Component data from apps and pages -
○ ○ ○ ○ ○

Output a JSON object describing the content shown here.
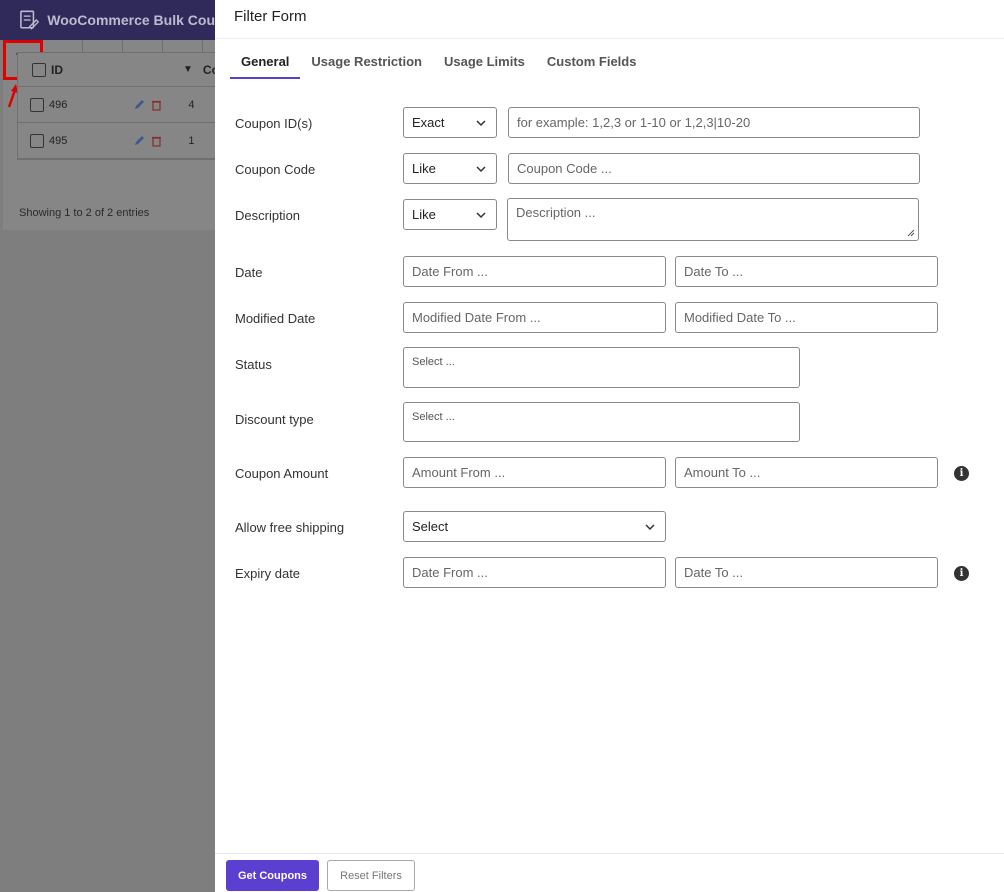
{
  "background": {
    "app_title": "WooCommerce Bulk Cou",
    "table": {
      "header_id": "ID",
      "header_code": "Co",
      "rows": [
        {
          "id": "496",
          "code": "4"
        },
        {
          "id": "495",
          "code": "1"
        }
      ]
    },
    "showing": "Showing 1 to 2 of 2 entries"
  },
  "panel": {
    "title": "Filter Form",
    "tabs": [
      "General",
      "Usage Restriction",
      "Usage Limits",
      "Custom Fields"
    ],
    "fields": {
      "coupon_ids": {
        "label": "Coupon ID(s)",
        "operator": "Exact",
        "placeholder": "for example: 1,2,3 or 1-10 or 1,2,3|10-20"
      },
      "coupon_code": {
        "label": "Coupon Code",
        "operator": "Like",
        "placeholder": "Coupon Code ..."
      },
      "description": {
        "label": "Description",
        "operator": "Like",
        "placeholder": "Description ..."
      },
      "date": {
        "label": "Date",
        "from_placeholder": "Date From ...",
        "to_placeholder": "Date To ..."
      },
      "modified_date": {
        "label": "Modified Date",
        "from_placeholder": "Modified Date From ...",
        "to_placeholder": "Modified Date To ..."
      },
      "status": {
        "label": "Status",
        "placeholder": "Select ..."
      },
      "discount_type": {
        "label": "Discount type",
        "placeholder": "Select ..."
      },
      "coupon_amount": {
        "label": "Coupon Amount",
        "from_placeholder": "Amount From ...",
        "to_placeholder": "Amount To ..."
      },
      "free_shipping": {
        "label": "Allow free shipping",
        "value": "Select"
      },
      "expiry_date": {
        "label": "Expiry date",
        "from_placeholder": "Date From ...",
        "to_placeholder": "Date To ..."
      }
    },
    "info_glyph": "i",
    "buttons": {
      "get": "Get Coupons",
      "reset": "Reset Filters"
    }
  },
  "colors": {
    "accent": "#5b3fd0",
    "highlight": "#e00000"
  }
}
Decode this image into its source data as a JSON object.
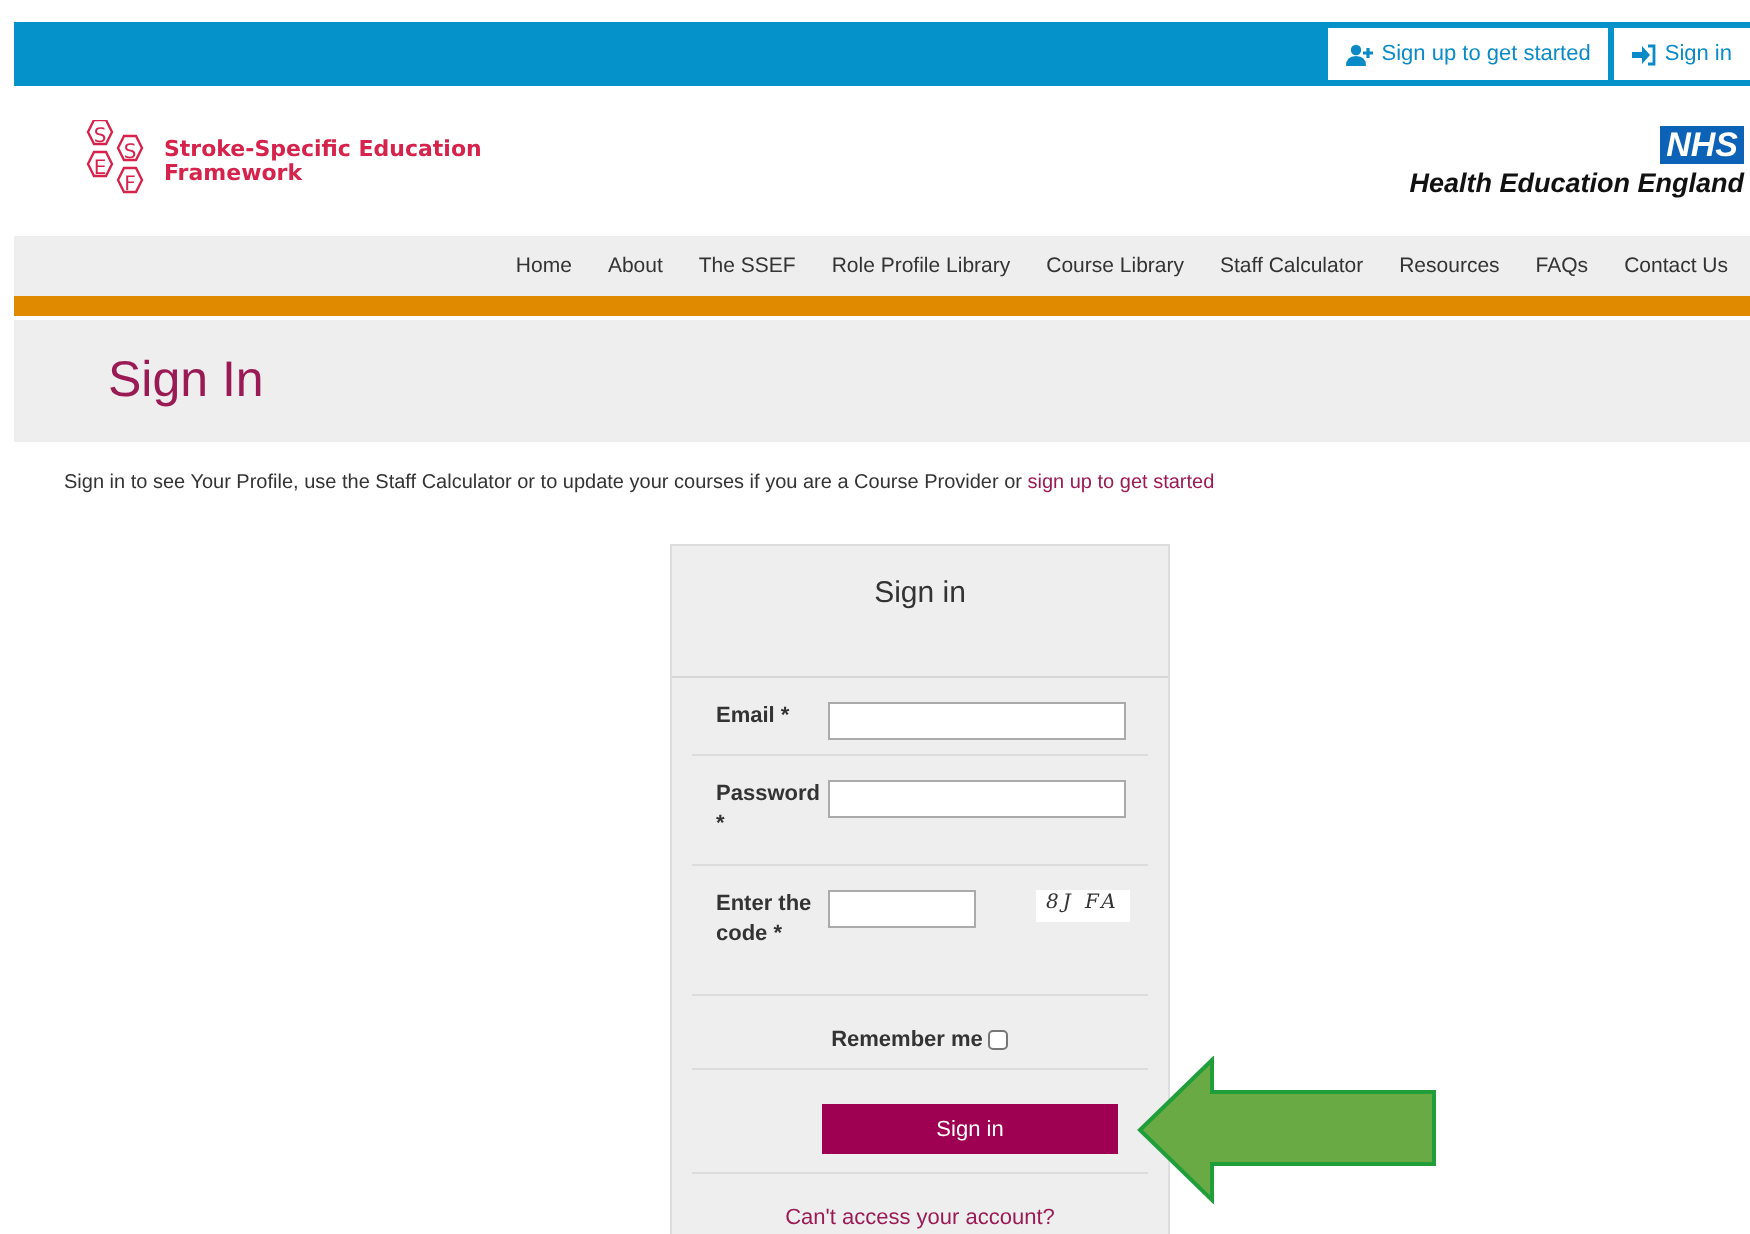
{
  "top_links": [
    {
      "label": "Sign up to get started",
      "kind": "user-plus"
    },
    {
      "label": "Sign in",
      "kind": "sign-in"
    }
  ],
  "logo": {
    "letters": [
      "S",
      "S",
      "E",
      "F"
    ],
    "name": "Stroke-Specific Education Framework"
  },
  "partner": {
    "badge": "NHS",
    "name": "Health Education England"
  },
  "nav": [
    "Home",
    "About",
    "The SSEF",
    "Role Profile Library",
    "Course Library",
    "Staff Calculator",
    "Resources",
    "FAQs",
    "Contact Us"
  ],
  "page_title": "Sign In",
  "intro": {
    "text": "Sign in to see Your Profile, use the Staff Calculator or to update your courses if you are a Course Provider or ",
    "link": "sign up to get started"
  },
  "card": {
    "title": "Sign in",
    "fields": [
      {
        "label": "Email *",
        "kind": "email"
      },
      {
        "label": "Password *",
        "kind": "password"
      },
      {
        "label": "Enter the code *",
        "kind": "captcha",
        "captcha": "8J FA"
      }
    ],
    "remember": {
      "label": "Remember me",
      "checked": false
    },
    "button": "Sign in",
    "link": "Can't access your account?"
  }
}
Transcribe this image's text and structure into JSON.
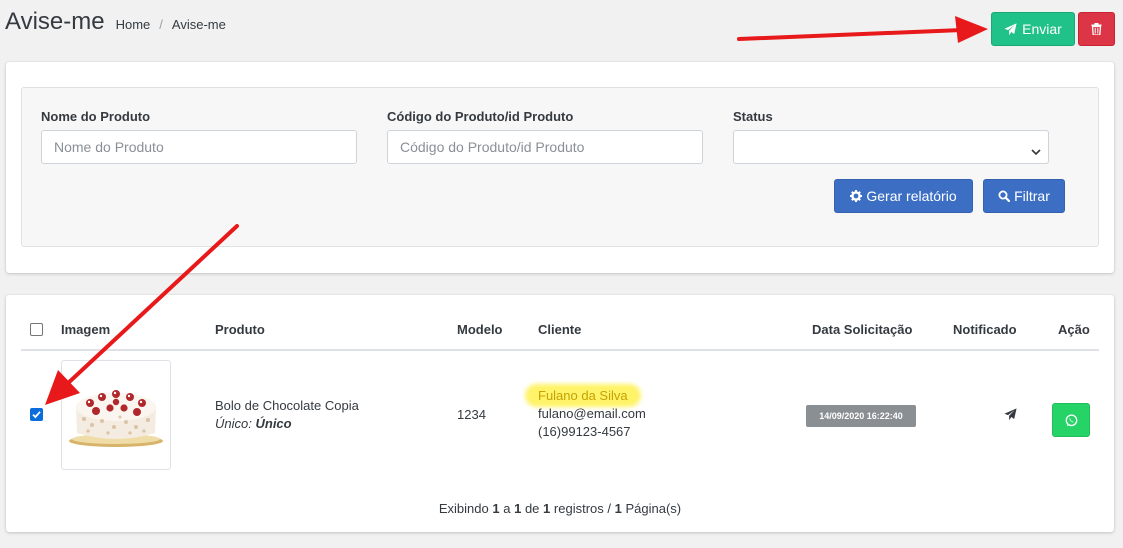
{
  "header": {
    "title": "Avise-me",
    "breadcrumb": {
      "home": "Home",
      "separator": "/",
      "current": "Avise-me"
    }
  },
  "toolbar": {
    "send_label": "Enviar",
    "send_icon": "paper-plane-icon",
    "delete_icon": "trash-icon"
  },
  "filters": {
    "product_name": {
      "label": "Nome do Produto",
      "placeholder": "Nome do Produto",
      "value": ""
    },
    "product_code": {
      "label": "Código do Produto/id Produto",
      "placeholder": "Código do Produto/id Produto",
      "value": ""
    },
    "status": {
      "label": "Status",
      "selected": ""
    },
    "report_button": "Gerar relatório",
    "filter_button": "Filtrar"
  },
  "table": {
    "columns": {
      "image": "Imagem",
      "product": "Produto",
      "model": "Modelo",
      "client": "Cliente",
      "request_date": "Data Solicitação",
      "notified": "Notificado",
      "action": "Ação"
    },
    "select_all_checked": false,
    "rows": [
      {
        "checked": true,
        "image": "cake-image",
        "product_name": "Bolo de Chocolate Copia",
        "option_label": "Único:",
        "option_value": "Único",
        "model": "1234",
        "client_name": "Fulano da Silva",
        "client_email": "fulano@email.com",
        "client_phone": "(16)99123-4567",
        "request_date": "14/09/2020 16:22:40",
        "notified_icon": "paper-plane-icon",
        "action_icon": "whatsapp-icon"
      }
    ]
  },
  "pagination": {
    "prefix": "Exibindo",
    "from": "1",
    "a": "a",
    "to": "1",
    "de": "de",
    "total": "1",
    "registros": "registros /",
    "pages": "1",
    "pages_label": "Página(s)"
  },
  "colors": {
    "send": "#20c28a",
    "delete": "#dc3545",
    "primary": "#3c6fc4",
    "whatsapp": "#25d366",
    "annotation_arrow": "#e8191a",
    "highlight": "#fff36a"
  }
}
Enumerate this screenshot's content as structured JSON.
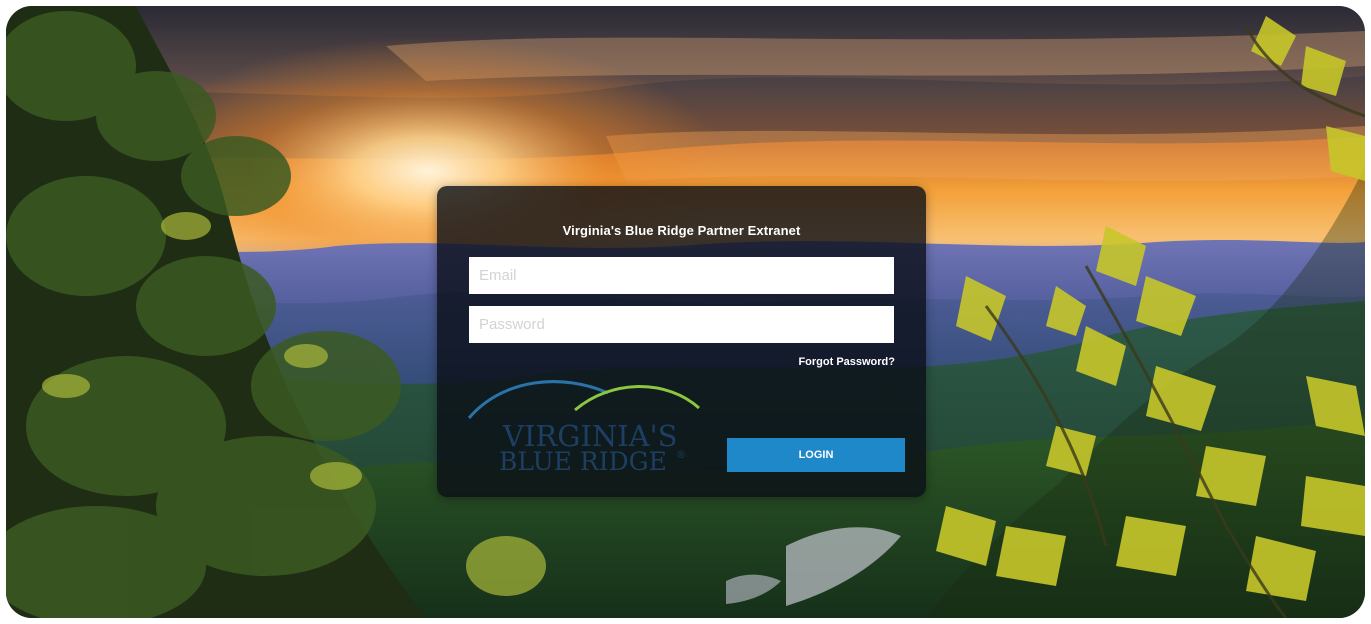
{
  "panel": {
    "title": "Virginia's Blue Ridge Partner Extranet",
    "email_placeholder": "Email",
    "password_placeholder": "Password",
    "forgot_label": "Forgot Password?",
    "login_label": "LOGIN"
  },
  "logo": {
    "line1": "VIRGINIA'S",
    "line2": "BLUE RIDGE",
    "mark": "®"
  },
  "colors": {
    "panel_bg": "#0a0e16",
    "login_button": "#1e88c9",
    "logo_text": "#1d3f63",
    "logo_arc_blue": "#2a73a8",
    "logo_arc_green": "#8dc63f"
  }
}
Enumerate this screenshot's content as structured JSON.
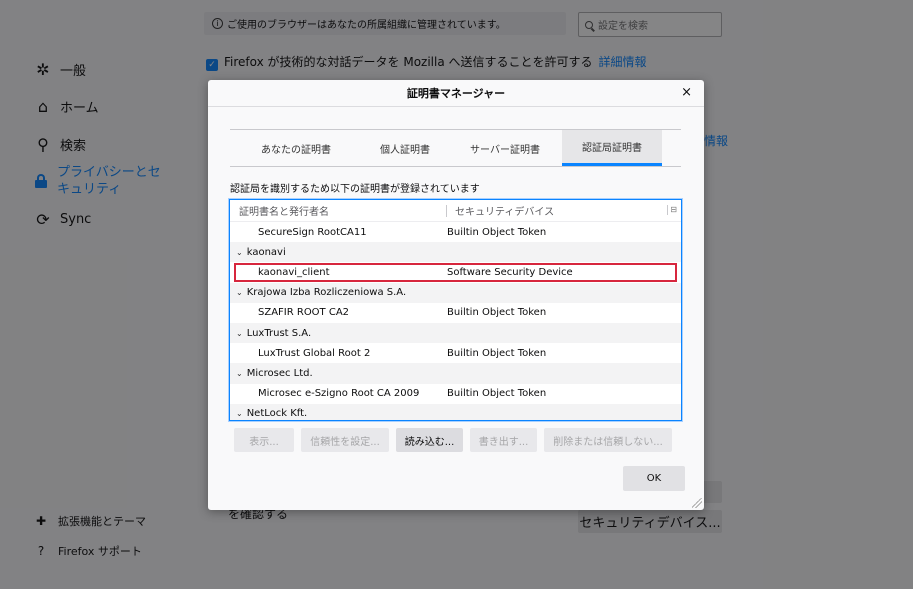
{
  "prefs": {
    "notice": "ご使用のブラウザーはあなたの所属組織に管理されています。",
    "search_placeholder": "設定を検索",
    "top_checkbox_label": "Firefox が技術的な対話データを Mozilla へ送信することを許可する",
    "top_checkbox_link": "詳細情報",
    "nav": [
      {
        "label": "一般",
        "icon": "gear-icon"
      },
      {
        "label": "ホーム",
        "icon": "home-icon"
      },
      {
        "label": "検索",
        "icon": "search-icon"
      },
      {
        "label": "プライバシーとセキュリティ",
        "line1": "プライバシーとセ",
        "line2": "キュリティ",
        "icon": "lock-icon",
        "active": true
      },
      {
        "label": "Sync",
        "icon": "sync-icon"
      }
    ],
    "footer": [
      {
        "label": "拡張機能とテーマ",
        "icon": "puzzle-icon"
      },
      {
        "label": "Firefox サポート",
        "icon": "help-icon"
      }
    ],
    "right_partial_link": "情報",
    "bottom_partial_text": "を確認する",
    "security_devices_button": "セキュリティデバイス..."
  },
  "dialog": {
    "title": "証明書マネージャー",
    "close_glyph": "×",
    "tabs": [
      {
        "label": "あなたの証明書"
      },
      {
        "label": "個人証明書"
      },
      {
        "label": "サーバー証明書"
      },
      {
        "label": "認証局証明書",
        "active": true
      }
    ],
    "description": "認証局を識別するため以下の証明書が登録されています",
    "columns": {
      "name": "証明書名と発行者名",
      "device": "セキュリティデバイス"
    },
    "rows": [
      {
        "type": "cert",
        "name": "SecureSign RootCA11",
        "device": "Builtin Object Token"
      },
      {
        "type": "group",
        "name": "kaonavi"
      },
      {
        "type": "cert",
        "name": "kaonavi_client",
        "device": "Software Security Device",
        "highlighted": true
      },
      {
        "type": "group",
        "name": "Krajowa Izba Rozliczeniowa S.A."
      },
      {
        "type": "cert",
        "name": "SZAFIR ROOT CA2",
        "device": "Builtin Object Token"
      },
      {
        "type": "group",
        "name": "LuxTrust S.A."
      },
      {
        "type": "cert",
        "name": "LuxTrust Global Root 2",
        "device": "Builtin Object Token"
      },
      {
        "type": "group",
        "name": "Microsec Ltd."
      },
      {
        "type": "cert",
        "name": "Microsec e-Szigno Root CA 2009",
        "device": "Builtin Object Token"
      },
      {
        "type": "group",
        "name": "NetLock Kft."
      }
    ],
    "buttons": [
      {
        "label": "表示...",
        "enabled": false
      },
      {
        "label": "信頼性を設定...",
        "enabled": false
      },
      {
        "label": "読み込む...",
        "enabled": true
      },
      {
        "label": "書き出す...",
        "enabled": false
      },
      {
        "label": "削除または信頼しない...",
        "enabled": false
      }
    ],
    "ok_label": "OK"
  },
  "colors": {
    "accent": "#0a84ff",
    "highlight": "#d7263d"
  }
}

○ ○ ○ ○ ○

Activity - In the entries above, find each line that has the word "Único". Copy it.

Exercise result -
        "option_label": "Único:",
        "option_value": "Único",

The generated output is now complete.